But The cell is all stylish design & didn't seriously give Vincent a chance to perform as super-psycho or otherwise prove his might as an actor. Not having to stretch as an actor helped Jennifer look better than usual, but it made Vincent comparatively faded, considering what an extreme monster he was playing, he had no chance to be either a hammy Anthony Hopkins a la Hannibal (2001) or a subtle Ralph Fienes a la Spider (2002). Just like Jen's character, he had to be merely a presence inside a series of art-images.
As such, he did swell. There are memorable shots of him as towering evil where with body language makes himself scary, then flashes of momentary squashed sensitivity that did require something more than merely the physical. So I didn't mind that it was not so much an actorly opportunity for him, as it was a chance for him to be part of the paintings-in-motion.
Another thing that stays in mind was a Ýseries of macabre tableaus in ill-lit boxes, reminiscent of the environments for the weird short films of the Brothers Quay, but much grosser. Those constructed tableaus were not in one of the dreamscapes; rather, the detective found them in the actual world. I was thinking that that was an art exhibition I'd love to go see.
The crew responsible for various elements of the design are the real geniuses behind this film, as it is entirely the art, not the actors: art direction by Michael Manson, set decorator Tessa Posnansky, an extensive art department, all unsung heroes. Quite a while back I read an interview with Eiko Ishioka, the Japanese woman who did the costumes; she was a little bit eccentric & a whole lot talented. I bet every artist involved in each aspect of the designs would have something interesting to say about the role of art in cinema.
Because "anything can happen" in dreams & the best bits of the film take place in dreams, it was not a good film due to the plot. It was carried along exclusively on the artistic power of the dreamscapes themselves. It worked & didn't seem to require more. The "real world" of the catatonic psychopath's last victim & the detetectiving attempt to find her while she was still alive was comparatively not interesting. The "real" mystery could've been a good psycho mystery tale in its own right, but that potential was totally overwhelmed by the hallucinatory adventures through mind-scapes.
The "psychology 101" bits which revealed about "what causes a psychopath" were by & large trivial; it remained always the imagery itself, not the story-content or pat psychological revelations, that made this a strong film.

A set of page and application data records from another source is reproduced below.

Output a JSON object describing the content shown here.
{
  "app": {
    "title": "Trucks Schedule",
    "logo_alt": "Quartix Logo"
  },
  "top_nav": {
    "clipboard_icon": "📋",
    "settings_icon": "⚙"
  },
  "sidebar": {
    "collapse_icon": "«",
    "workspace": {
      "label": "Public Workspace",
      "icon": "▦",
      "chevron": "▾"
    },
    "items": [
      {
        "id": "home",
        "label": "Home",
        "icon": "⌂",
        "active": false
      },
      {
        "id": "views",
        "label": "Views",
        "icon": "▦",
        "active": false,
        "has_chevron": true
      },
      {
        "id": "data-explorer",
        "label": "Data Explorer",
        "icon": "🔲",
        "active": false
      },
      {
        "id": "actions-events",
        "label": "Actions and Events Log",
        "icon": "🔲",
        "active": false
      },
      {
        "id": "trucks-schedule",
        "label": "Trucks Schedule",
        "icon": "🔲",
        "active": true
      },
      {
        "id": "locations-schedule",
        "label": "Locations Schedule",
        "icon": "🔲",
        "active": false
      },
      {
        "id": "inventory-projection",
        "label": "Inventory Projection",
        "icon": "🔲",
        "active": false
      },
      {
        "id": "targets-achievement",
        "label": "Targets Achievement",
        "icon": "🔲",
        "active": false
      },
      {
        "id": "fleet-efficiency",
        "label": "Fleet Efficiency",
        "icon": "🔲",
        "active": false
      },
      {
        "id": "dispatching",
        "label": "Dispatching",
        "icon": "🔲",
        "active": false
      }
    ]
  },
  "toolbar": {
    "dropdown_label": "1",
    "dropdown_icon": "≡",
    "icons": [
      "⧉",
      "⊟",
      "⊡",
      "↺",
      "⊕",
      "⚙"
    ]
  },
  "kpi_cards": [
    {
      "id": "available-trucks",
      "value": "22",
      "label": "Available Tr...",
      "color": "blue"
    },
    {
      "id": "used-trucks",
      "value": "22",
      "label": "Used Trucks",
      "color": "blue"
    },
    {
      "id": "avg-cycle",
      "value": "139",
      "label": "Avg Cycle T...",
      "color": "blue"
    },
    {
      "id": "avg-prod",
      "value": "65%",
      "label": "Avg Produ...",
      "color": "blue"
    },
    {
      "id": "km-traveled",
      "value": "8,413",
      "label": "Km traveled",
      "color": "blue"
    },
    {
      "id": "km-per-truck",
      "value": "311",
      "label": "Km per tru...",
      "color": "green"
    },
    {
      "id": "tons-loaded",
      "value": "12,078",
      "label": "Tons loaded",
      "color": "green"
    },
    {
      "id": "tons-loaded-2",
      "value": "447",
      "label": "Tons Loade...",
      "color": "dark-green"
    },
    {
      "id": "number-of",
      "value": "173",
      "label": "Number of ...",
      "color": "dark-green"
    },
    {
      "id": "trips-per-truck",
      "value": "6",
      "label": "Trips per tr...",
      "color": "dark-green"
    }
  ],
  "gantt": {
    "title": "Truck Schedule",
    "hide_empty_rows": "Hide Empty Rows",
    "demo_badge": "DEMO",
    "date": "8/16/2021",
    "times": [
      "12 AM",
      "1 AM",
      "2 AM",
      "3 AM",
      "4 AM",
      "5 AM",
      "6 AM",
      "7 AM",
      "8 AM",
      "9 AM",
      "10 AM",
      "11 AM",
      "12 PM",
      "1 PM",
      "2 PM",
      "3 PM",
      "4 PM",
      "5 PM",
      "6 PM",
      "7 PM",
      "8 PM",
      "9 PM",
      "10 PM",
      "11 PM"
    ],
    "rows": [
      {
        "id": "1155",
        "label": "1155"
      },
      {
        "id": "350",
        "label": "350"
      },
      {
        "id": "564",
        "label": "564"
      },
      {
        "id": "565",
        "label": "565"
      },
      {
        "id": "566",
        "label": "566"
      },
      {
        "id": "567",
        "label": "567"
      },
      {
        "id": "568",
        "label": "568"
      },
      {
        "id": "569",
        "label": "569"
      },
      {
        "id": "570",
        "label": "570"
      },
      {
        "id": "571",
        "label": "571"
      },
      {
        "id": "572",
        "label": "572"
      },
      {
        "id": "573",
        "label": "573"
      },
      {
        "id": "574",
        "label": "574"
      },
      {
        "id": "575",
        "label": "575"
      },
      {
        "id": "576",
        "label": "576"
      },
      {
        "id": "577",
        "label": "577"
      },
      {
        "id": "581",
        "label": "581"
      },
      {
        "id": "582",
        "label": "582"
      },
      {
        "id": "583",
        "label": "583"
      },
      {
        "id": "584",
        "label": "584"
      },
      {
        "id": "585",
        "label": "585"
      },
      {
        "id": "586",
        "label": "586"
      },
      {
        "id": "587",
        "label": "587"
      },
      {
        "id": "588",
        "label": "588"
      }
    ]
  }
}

When Jennifer's character moved Vincent's character into her dreamscapes & out of his own hallucinatory world of horror, I thought that was strong stuff, & again the artistic vision of the designers of this film worked to its great favor, as the self-image(s) & vistas of the healthy ego (Jen's) were so distinct from the violent horrors of the psychotic. And it isn't inherently as easy to make healthiness seem fabulous; even classical religious painters always made personifications of Vices sexy & interesting, with personifications of Virgues cookie-cutter dullards. But The Cell managed to find visual power in the Good & the Bad.
Overall this film exaggeratedly stretched the importance of the visuals of cinematic art to the nth degree so that story & dialogue & everything else that goes into a film became extremely unimportant. Ordinarily I wouldn't think that would work -- it'd be too much like those Philip Glass boring films of pretty images & putrid new age music, butt-achingly tedious crapola for wont of a thread of a story. But somehow The Cell manages to build a lot of tension & suspense by visuals primarily. It succeeded in making State of Mind (his unhealthy, hers healthy) actually suspenseful.
copyright © by Paghat the Ratgirl